The Bank of England’s chief economist Andy Haldane has said there is no rush to raise interest rates, as he believes the economy hasn’t fully recovered from the financial crisis.
He feels that with inflation being extremely low and global risks such as Greece and China rates are best left on hold. Although it has to be said that he is the most positive on rates amongst The Bank of England’s rate setting committee. Many of them believe that in the absence of the Greek debt crisis it is possible that we may already have experienced a rate rise.
Over in America their economy has continued to improve but interest rates have remained on hold, and like our economy, have not changed since 2008. However the Federal Reserve Chair Janet Yellen has strongly indicated that rates will rise this year, but she has added that this is providing the economy continues to improve and unemployment carries on falling.
The US rate setters are meeting again to discuss rises during September and December, with some commentators thinking that if they don’t raise them sooner, in September, then rates will remain unchanged until 2016. I believe it is important to watch America as they are further ahead with their recovery than we are, and I believe that unless something unusual happens that the US will be the first to raise rates.
So if we accept that unless something unforeseen happens both the economies I have focused on will increase rates within the next year how will this affect the British consumer?
I would imagine that the battered saver will be celebrating, but homeowners after many years of unchanged rates will be less happy. Homeowners have amassed over one trillion of debt and some are fearful of rate raises. Many have got almost one third of the way through their 25 year mortgages and not seen rate rises. This has never happened before with most of us being used to rate changes every few months before the financial crisis. It is hoped that borrowers are not living with a false sense of security, and are preparing for base rate rises that many are predicting in the medium term could add 2% to mortgages. For who many feel that they may struggle with these rises or want certainty buying a long term fixed rate could be the answer, with 5 year rates competitive at around 2.5%.

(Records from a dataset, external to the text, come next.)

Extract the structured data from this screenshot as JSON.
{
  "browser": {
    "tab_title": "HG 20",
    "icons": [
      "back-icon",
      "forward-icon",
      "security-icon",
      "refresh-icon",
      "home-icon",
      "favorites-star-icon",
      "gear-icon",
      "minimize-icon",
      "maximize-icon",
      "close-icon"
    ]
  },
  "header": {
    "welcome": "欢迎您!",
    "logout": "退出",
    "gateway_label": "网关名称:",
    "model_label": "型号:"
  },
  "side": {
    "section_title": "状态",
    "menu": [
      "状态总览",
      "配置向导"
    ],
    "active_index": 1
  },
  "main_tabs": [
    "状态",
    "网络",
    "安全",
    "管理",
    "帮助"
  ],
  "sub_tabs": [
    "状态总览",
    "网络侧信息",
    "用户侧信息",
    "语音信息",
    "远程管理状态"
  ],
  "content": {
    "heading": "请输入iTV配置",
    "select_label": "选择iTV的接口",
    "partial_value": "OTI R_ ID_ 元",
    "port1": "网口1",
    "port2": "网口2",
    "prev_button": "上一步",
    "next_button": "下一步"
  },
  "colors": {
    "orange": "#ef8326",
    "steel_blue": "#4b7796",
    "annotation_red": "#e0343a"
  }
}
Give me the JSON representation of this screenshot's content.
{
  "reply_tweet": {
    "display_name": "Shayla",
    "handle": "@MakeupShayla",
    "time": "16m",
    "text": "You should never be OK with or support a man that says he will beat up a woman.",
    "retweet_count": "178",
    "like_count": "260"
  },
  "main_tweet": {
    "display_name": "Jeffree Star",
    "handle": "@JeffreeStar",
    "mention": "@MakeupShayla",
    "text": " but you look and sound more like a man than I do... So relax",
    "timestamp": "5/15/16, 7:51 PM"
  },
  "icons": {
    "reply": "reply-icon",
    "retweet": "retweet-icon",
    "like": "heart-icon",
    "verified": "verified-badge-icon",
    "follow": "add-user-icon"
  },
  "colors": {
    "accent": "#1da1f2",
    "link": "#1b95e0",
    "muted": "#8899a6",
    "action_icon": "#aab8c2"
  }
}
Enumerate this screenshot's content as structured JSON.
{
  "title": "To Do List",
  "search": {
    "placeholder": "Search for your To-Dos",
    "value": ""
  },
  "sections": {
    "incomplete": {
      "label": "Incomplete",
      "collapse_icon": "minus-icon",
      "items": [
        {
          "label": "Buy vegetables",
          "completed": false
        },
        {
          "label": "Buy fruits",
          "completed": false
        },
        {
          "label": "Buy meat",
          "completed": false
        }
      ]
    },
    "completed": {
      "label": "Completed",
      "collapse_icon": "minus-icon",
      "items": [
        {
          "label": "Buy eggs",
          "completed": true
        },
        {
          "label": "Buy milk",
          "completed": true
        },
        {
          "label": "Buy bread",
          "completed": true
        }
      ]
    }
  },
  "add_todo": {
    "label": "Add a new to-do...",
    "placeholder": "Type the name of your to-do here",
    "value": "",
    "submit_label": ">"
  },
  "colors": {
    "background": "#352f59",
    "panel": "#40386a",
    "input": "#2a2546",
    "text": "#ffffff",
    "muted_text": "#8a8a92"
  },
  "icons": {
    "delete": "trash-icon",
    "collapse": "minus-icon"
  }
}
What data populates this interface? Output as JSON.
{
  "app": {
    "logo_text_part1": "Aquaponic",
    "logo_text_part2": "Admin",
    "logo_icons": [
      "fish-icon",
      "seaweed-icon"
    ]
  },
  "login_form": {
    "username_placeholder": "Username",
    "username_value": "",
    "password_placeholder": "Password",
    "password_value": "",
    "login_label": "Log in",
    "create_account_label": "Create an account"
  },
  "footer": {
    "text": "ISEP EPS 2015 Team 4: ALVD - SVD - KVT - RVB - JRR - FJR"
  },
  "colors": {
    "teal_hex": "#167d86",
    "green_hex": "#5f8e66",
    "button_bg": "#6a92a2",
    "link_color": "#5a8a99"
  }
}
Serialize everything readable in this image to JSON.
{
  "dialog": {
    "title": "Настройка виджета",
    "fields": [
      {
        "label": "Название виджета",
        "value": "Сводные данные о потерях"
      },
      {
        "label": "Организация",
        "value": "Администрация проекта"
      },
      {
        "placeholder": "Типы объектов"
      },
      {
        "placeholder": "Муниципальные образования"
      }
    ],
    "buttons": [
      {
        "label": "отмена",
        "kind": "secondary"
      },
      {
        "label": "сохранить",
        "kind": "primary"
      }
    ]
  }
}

For savers the opposite could apply with it perhaps not being such a good idea to buy long term fixed rate bonds unless you want a certain return. It is probably better to concentrate on the two year market or variable rates. Also although inflation is low if rates rise we could start seeing increased inflation. So for savers it could be worth considering inflation linked bonds but it is recommended that advice is taken on all the above before making a commitment.